If you analyze The Lion King, you will find Hamlet plus this same underlying structure. An evil uncle murders his brother, steals his kingdom and queen, and tries to prevent his nephew, the rightful heir, from assuming the throne. The change of time and place and a change from human to animal do not affect the meaning of the story. They just make it more accessible to children.
The underlying motifs of this basic universal story structure are adaptable to any age or time and can be redressed as a hundred different metaphors, depending on the audience you're trying to reach.
Using these same underlying structures, Sir Arthur Conan Doyle created a unique London for his famous detective, Sherlock Holmes. Dashell Hamett created a San Francisco unlike any other, and William Faulkner created Yoknapatawpha County in Mississippi – a world that was uniquely his own.
In short, given a well-constructed and well-told story, the surest way to success is a brilliant and unique metaphor – i.e. you are only as good as the metaphor you create – the new life you breath into the underlying structure. If you can find your own, unique and original world, there will be no stopping you. You will create your own Harry Potter, Godfather, Michael Clayton, or Milk.
My next two articles will be about Genre and Narrative Structure – two other
important dimensions that play a critical role in making the great stories that ride
upon the underlying, universal structure appear different and unique.

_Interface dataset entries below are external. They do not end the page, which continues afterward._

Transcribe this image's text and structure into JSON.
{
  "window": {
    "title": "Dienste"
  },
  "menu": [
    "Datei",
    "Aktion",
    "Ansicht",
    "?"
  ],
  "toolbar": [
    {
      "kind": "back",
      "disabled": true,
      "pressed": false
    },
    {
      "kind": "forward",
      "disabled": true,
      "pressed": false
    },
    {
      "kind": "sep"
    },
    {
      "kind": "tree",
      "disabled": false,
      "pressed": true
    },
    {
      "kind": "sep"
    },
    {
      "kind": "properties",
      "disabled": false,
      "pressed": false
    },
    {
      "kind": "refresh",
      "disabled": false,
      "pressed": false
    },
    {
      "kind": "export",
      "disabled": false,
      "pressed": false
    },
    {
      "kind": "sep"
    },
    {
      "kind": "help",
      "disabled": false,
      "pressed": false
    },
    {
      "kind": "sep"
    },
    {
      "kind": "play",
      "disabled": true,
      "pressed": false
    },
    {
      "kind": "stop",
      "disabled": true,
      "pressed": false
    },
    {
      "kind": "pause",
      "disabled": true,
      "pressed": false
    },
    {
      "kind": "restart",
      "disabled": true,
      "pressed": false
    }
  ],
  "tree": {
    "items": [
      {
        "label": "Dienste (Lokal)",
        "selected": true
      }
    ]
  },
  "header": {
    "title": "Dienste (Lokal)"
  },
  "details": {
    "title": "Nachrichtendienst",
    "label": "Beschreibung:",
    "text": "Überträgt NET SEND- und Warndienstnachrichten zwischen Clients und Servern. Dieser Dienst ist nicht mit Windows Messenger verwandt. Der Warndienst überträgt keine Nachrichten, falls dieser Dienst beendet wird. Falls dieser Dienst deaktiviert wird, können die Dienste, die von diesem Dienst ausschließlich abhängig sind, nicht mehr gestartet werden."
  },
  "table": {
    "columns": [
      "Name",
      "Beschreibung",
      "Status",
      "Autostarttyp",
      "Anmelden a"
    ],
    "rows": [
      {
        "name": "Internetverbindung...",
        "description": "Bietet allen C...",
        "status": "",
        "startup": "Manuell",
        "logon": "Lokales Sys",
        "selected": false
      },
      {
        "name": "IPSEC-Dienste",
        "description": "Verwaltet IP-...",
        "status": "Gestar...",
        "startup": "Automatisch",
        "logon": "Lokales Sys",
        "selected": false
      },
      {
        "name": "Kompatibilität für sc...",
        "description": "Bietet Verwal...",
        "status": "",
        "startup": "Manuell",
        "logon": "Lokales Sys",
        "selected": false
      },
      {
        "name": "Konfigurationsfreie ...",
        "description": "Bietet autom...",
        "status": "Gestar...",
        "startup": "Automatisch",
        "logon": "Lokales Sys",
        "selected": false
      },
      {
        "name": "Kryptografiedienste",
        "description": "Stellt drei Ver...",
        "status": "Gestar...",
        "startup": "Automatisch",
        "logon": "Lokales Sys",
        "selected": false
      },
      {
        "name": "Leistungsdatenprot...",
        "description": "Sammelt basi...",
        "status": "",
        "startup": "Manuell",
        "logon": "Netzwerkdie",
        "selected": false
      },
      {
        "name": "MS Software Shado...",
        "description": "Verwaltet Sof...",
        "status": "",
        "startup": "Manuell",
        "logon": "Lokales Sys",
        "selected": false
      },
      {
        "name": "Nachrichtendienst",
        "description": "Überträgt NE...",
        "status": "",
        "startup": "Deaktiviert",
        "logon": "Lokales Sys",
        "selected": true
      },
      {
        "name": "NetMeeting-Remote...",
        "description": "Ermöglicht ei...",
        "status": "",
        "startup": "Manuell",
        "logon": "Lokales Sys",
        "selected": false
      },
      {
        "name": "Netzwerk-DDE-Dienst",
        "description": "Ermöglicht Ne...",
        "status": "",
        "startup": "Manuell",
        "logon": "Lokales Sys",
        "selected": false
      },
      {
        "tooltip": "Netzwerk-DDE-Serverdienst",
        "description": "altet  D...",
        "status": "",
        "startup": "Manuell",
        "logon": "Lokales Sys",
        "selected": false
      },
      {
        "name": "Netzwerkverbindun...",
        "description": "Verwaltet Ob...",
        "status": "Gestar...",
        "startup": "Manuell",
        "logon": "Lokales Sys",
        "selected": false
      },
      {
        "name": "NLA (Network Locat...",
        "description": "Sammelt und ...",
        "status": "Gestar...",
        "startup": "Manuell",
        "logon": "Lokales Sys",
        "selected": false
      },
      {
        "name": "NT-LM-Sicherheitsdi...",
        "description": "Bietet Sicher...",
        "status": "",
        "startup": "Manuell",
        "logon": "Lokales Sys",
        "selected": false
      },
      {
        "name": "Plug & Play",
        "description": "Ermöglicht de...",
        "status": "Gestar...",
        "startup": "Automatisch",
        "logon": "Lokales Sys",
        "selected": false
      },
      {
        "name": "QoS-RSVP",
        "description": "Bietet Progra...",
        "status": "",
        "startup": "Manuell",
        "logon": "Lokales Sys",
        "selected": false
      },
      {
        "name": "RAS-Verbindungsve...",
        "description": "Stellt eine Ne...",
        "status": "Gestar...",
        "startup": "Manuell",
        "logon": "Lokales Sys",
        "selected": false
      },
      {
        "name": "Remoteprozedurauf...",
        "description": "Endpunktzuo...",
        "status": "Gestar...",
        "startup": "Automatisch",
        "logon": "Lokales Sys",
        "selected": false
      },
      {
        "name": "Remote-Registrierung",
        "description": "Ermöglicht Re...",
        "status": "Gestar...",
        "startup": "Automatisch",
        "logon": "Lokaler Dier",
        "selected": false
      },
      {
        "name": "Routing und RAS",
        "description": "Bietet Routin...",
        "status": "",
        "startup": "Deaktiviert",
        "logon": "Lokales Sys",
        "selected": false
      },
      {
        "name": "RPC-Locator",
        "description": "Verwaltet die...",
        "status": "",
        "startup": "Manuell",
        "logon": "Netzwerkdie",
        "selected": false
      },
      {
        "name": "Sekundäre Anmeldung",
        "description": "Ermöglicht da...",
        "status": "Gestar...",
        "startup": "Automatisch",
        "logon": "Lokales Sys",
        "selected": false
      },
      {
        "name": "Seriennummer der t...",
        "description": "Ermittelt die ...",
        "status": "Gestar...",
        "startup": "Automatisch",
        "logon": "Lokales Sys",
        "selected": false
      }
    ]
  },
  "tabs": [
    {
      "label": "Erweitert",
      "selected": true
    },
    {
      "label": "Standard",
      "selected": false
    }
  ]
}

The genre
governs the plots and subplots, the emotional adventure, and the entertainment
values of the story and arise when you focus on certain dominant qualities or
dimensions. The Narrative Structure governs how the story is told – the arrangement of the incidents, the sequence of events, the emphasis each dimension or quality is given – the central event, central character and central action that comprise the focus of the story and the various points of view by which the events of the story are perceived. This creates clarity and meaning and also power and magic.
* * * * * * * * * * * * * * * *James Bonnet, www.storymaking.com, is an internationally known writer, teacher and story consultant. He was elected twice to the Board of Directors of the Writer's Guild of America and has written or acted in more than forty television shows and features. The radical new ideas about story in his book Stealing Fire from the Gods: A Complete Guide to Story For Writers And Filmmakers are having a major impact on writers in all media. His next seven day workshop/retreats in France will be May 24-30 and September 13-19. His next weekend seminar in Los Angeles will be October 10-11.